That historic call a British climber, Daniel Hughes, made from the top of Mount Everest was illegal, according to Nepalese authorities. For every positive, there always seems to be a negative. Always being connected sure has its advantages, except when you're breaking the law.

Hughes's impromptu video call was apparently deemed illegal by the Nepali government because he didn't receive prior consent. The mountain has had cell coverage for several years, Time said, but you have to seek permission first to broadcast from the property. If found guilty, Hughes faces a ten-year ban from climbing Everest.

The climb was done in the first place to raise funds for the Britain-based anti-poverty charity Comic Relief. But no good deed goes unpunished. Even though Hughes' actions were all in good fun, they went against rules set by the country's communication ministry. As a result, the trekking agency hired by Hughes is under investigation, as is Hughes.
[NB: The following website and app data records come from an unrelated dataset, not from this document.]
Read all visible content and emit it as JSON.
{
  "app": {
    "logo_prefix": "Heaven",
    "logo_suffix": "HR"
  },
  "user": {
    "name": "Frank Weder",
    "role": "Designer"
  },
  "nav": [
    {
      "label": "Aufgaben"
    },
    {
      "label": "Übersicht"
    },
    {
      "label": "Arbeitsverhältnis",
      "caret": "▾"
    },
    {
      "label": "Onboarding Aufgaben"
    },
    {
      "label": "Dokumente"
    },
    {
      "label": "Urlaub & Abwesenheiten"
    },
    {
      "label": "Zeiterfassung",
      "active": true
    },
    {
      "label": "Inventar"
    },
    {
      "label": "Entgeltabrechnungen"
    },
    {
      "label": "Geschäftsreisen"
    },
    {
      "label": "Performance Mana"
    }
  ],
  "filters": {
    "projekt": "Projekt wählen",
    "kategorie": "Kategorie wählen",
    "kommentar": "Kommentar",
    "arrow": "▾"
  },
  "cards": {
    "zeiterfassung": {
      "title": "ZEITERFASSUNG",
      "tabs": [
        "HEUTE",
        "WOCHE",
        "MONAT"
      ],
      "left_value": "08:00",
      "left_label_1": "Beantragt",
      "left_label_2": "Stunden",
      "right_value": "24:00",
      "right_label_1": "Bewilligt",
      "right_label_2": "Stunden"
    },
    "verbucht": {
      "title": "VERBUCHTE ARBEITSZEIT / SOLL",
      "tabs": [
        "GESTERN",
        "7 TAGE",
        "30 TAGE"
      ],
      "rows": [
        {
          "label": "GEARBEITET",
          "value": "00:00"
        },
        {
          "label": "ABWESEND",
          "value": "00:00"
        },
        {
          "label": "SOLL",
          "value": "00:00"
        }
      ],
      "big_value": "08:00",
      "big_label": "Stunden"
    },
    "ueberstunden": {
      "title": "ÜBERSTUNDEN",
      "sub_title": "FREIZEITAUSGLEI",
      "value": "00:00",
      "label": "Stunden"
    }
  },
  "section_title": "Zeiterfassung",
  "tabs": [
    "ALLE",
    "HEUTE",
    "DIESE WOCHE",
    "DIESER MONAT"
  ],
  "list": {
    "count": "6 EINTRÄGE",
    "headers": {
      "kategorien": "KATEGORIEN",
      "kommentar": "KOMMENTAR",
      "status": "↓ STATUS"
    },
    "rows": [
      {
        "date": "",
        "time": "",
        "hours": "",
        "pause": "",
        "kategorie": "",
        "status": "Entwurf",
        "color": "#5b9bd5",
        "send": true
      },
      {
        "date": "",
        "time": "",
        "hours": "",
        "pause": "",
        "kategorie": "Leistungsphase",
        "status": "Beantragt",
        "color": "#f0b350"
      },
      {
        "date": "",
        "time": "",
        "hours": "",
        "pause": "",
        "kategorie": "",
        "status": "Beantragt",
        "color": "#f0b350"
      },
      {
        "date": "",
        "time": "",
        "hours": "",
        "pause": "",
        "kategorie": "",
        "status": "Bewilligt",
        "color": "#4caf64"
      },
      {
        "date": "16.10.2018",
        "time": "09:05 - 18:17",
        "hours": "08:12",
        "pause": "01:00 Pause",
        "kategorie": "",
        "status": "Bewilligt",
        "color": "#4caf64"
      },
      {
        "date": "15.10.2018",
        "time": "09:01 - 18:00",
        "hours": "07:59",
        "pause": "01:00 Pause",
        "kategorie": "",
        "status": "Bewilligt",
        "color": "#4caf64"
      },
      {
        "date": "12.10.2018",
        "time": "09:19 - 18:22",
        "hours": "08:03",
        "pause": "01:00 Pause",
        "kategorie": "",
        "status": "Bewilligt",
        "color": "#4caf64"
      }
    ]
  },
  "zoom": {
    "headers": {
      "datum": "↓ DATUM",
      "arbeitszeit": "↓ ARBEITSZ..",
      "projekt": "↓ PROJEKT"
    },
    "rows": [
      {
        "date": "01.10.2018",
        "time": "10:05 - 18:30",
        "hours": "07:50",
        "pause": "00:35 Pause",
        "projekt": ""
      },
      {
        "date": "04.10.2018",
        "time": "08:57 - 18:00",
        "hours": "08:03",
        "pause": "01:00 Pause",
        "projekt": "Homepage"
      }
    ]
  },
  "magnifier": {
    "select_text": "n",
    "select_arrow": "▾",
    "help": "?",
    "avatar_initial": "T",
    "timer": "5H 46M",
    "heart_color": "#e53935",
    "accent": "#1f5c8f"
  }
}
Mount Everest is a hallowed mountain, seen as one of the most excruciating physical exercises man can attempt. So it's understandable the Nepali government would so strictly protect one of the most popular destinations in the world. But going after someone for simply doing a quick mobile broadcast? That seems silly.